COOKING CABBAGE, SOUR-KROUT, ETC.
Cabbage when boiled with salt pork, as it is mostly used, is the food for strong and healthy digestive powers; but when eaten in its raw state, served with vinegar and pepper, it is considered one of the most easily digested articles of diet. In the process of cooking, even with the greatest care, a large portion of the sweetness is lost.
To Pickle, select hard heads, quarter them, soak in salt and water four or five days, then drain and treat as for other pickles, with vinegar spiced to suit.
For Cold Slaw, select hard heads, halve and then slice up these halves exceedingly fine. Lay these in a deep dish, and pour over vinegar that has been raised to the boiling point in which has been mixed a little pepper and salt.
Sour-Krout. Take large, hard-headed drumheads, halve, and cut very fine; then pack in a clean, tight barrel, beginning with a sprinkling of salt, and following with a layer of cabbage, and thus alternating until the barrel is filled. Now compact the mass as much as possible by pounding, after which put on a well-fitting cover resting on the cabbage, and lay heavy weights or a stone on this. When fermented it is ready for use. To prepare for the table fry in butter or fat.

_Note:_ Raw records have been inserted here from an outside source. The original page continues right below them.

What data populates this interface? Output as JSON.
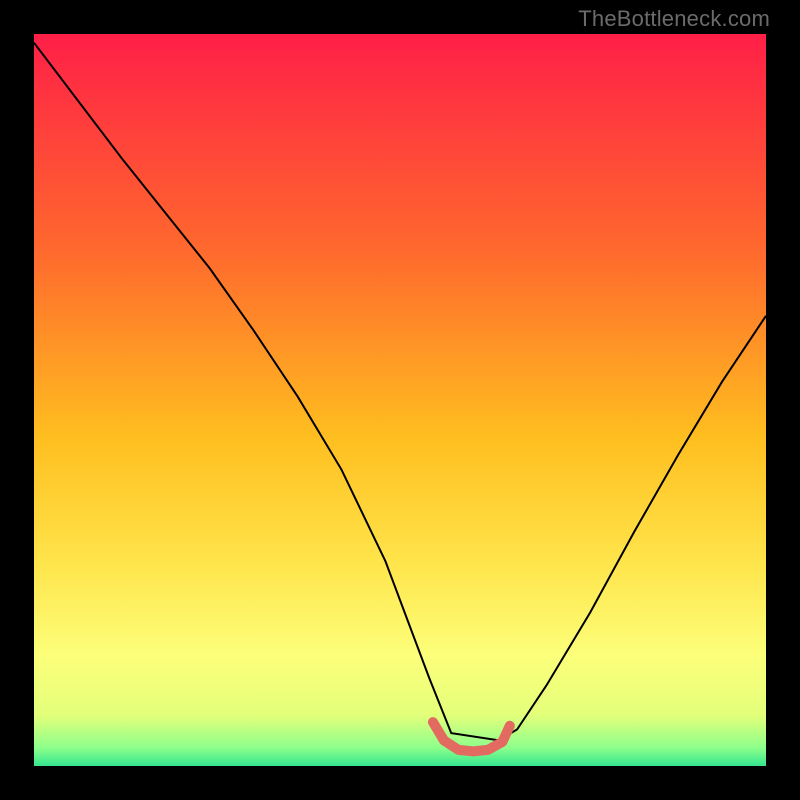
{
  "watermark": "TheBottleneck.com",
  "chart_data": {
    "type": "line",
    "title": "",
    "xlabel": "",
    "ylabel": "",
    "xlim": [
      0,
      1
    ],
    "ylim": [
      0,
      1
    ],
    "grid": false,
    "background_gradient_stops": [
      {
        "offset": 0.0,
        "color": "#ff1f47"
      },
      {
        "offset": 0.3,
        "color": "#ff6a2d"
      },
      {
        "offset": 0.55,
        "color": "#ffbe1f"
      },
      {
        "offset": 0.72,
        "color": "#ffe44a"
      },
      {
        "offset": 0.85,
        "color": "#fcff7a"
      },
      {
        "offset": 0.93,
        "color": "#e4ff7a"
      },
      {
        "offset": 0.975,
        "color": "#8dff8b"
      },
      {
        "offset": 1.0,
        "color": "#35e58f"
      }
    ],
    "series": [
      {
        "name": "notch-curve",
        "stroke": "#000000",
        "stroke_width": 2,
        "x": [
          0.0,
          0.06,
          0.12,
          0.18,
          0.24,
          0.3,
          0.36,
          0.42,
          0.48,
          0.51,
          0.54,
          0.57,
          0.635,
          0.66,
          0.7,
          0.76,
          0.82,
          0.88,
          0.94,
          1.0
        ],
        "values": [
          0.988,
          0.909,
          0.83,
          0.755,
          0.68,
          0.595,
          0.505,
          0.405,
          0.28,
          0.2,
          0.12,
          0.045,
          0.035,
          0.05,
          0.11,
          0.21,
          0.32,
          0.425,
          0.525,
          0.615
        ]
      },
      {
        "name": "floor-marker",
        "stroke": "#e36a61",
        "stroke_width": 10,
        "stroke_linecap": "round",
        "x": [
          0.545,
          0.56,
          0.58,
          0.6,
          0.62,
          0.64,
          0.65
        ],
        "values": [
          0.06,
          0.035,
          0.022,
          0.02,
          0.022,
          0.033,
          0.055
        ]
      }
    ]
  }
}
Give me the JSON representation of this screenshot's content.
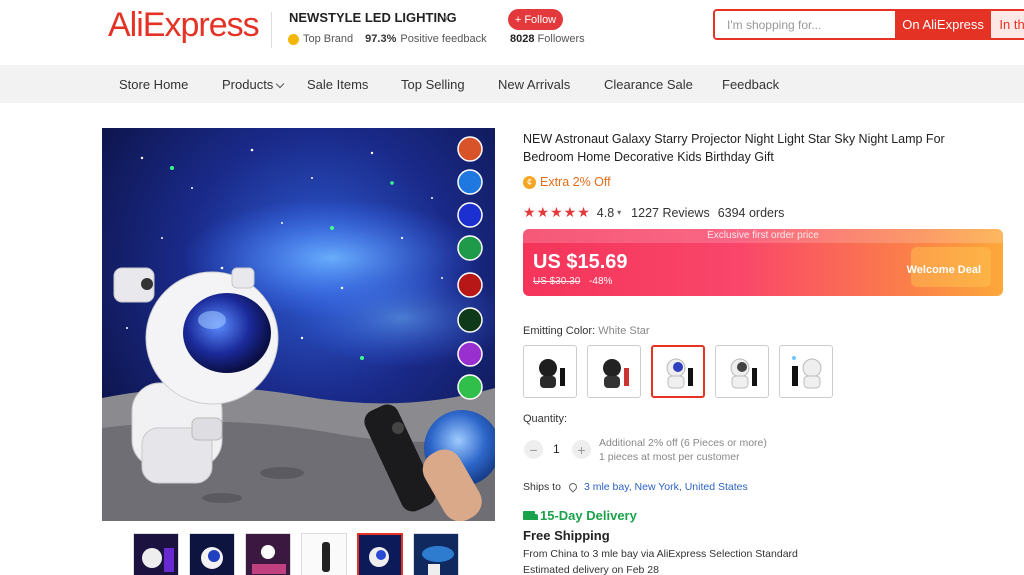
{
  "header": {
    "logo": "AliExpress",
    "store_name": "NEWSTYLE LED LIGHTING",
    "top_brand": "Top Brand",
    "positive_pct": "97.3%",
    "positive_label": "Positive feedback",
    "follow_label": "+ Follow",
    "followers_count": "8028",
    "followers_label": "Followers",
    "search_placeholder": "I'm shopping for...",
    "search_button": "On AliExpress",
    "search_button2": "In th"
  },
  "nav": {
    "items": [
      "Store Home",
      "Products",
      "Sale Items",
      "Top Selling",
      "New Arrivals",
      "Clearance Sale",
      "Feedback"
    ]
  },
  "product": {
    "title": "NEW Astronaut Galaxy Starry Projector Night Light Star Sky Night Lamp For Bedroom Home Decorative Kids Birthday Gift",
    "extra_off": "Extra 2% Off",
    "stars": "★★★★★",
    "rating": "4.8",
    "reviews": "1227 Reviews",
    "orders": "6394 orders",
    "price_banner": "Exclusive first order price",
    "price": "US $15.69",
    "old_price": "US $30.30",
    "discount": "-48%",
    "welcome_deal": "Welcome Deal",
    "color_label": "Emitting Color:",
    "color_value": "White Star",
    "quantity_label": "Quantity:",
    "quantity_value": "1",
    "qty_minus": "−",
    "qty_plus": "+",
    "qty_note_1": "Additional 2% off (6 Pieces or more)",
    "qty_note_2": "1 pieces at most per customer",
    "ships_to_label": "Ships to",
    "ships_to_location": "3 mle bay, New York, United States",
    "delivery": "15-Day Delivery",
    "free_shipping": "Free Shipping",
    "from_line": "From China to 3 mle bay via AliExpress Selection Standard",
    "est_line": "Estimated delivery on Feb 28"
  },
  "colors": {
    "brand_red": "#e43225",
    "delivery_green": "#1aa34a",
    "link_blue": "#2c63c4"
  }
}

The outer green leaves of cabbages are sometimes used to line a brass or copper kettle in which pickles are made in the belief that the vinegar extracts the coloring substance (chlorophyl) in the leaves, and the cucumbers absorbing this acquire a rich green color. Be not deceived by this transparent cheat, O simple housewife! the coloring matter comes almost wholly from the copper or brass behind those leaves; and, instead of an innocent vegetable pigment, your green cucumbers are dyed with the poisonous carbonate of copper.